But there's undoubtedly some jealousy involved. Unlisted REITs have shown a knack for raising billions by offering investors 6% to 8% yields. And a flurry of bad publicity that centered mainly on Wells has so far failed to slow down the stream of new unlisted offerings set to hit the market in 2004.
In fact, Robert Stanger & Co. reports that 10 unlisted REITs registered with the Securities & Exchange Commission between January 1 and mid-December of 2003 (see chart). Between these 10 REITs are roughly $17 billion worth of offerings (excluding dividend reinvestment.) In contrast, only five unlisted REITs registered in 2002 for a total of $1.9 billion.
Wells currently has the largest REIT in registration. Wells REIT II expects to raise more than $6 billion in 2004. “We've got our sights so focused on what we are doing that we aren't looking in the rearview mirror to see who's coming on,” says Don Miller, chief real estate officer for Wells Real Estate Funds. Miller acknowledges that the challenge for unlisted REIT sponsors is finding the right distribution channels. Wells uses independent financial planners throughout the nation.
“For better or worse, private REITs have the advantage. People don't have to read in the paper every day that these things went up or down,” remarked Dale Anne Reiss, Ernst & Young's global director of real estate, at the National Association of Real Estate Investment Trusts (NAREIT) conference last November.
During the same conference, Susan Hudson-Wilson, founder and CEO of Property Portfolio Research, wondered aloud how the mainstream REIT industry can “get in front” of this capital wave. “How can the story be told that this is where the highest-quality assets in that category are? I worry that this is a sucking sound away from the mainstream part of the business.”
Hudson-Wilson's concern about unlisted REITs diverting investor dollars away from their listed counterparts was echoed by others at the conference. One audience member suggested that NAREIT should do something about these unlisted REITs. In a follow-up call last month, Hudson-Wilson remarked, “If I were NAREIT, I would say that you must be publicly traded to be a member.” A NAREIT spokesman says that no such plans were in the works.

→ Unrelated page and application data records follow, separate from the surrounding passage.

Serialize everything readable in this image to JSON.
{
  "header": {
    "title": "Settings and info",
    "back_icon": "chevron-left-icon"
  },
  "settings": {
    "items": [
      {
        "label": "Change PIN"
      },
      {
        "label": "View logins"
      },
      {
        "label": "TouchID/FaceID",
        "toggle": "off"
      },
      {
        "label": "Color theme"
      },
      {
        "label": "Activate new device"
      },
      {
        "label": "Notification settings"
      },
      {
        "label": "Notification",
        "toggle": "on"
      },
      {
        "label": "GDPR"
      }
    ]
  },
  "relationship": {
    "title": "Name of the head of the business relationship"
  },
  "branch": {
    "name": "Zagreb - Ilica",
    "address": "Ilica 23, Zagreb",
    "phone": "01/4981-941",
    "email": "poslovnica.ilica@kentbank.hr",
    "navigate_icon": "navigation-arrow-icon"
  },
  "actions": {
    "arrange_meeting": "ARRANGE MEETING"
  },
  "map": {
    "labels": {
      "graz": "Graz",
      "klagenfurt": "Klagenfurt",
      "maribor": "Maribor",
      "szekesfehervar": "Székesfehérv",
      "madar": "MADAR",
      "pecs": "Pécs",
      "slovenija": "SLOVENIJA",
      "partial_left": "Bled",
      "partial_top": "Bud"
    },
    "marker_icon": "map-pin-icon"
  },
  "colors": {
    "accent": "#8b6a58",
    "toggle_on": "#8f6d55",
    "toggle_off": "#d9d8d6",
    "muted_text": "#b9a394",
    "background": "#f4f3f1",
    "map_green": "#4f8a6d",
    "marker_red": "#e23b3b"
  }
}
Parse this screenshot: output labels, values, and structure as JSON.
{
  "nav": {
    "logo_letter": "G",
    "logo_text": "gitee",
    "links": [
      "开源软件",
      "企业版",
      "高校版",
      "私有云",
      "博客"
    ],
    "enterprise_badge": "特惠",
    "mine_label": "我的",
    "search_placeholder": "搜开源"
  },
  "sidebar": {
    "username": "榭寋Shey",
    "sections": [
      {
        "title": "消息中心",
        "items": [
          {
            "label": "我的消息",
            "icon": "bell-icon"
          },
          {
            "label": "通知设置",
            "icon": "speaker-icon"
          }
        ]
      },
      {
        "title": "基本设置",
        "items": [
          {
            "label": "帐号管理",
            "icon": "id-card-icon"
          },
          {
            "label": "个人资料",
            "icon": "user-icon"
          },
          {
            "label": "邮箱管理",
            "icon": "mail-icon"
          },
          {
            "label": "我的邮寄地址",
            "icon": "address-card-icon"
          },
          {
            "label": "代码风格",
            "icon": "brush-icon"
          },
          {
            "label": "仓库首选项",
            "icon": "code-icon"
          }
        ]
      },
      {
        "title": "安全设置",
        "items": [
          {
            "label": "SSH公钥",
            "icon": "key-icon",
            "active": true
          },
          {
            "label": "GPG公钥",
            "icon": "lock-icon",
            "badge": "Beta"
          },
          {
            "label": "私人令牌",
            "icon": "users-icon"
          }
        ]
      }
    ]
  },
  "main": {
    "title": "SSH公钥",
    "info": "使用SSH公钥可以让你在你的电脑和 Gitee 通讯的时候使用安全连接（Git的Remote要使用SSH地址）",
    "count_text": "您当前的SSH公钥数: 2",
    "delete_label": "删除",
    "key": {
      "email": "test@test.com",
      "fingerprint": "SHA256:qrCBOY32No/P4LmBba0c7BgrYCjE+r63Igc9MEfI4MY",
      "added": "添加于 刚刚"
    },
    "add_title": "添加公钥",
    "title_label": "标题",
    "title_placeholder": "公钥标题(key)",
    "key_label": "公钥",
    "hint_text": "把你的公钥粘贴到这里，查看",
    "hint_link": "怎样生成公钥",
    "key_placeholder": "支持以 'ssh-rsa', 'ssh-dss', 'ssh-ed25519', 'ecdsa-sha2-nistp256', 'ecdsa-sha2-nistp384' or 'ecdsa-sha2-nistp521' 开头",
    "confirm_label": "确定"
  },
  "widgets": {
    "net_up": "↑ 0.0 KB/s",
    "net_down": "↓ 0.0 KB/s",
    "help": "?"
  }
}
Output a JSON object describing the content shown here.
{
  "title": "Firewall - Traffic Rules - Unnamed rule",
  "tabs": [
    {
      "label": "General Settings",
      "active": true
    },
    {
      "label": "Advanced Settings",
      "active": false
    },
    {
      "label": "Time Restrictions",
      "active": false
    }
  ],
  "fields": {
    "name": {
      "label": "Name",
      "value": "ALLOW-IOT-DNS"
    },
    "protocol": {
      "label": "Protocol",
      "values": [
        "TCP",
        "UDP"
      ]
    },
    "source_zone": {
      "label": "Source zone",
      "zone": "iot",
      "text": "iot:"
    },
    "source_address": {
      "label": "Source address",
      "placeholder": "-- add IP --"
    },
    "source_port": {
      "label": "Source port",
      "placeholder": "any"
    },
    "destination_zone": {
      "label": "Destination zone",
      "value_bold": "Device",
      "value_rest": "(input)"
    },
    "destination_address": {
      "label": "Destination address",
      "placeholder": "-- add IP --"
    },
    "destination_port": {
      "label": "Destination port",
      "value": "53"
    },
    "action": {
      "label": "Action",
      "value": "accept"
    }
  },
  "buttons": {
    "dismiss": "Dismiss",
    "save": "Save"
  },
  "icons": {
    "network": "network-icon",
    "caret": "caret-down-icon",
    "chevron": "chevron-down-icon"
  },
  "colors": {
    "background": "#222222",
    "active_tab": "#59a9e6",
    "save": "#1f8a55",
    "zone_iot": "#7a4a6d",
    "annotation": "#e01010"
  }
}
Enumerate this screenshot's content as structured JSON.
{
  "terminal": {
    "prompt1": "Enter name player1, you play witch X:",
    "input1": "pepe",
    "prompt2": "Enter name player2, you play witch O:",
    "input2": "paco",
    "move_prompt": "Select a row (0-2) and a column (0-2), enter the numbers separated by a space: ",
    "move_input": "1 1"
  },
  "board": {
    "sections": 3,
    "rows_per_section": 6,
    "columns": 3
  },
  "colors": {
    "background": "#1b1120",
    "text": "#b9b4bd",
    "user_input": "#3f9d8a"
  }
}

It's unclear how Hines plans to market its new REIT. Like all unlisted REITs, which many believe are sold rather than bought, Hines will earmark millions of dollars to motivate its sales force. One observer believes it might be difficult for Hines to raise billions from retail investors, even if major wirehouses decide to sell shares of its REIT.
“But that probably won't happen, since the big wirehouses all got burned back in the 1980s for this stuff,” says Spencer Jeffries, editor of the “The Partnership Spectrum,” a monthly newsletter that tracks the limited partnership industry.
Jeffries doesn't think that the private REIT onslaught is over just yet. “There will definitely be more of these private REITs coming out this year.”
|REIT||Amount Registered (Excluding DRIP)*|
|Wells Real Estate Investment Trust II Inc.||$6 billion|
|Inland Western Retail Real Estate Trust Inc.||$2.5 billion|
|CNL Income Properties Inc.||$2 billion|
|Hines Real Estate Investment Trust||$2 billion|
|Corporate Property Associates 16-Global Inc.||$1.1 billion|
|Wells Real Estate Investment Trust III Inc.||$1 billion|
|Eisenhower Real Estate Funds Corporate & Government Properties Inc.||$500 million|
|Boston Capital Real Estate Investment Trust Inc.||$300 million|
|Corporate Property Associates International Inc.||$275 million|
|Orion Multifamily Investment Fund Inc.||$200 million|
|Dividend Reinvestment Program*||Source: Robert Stanger & Co.|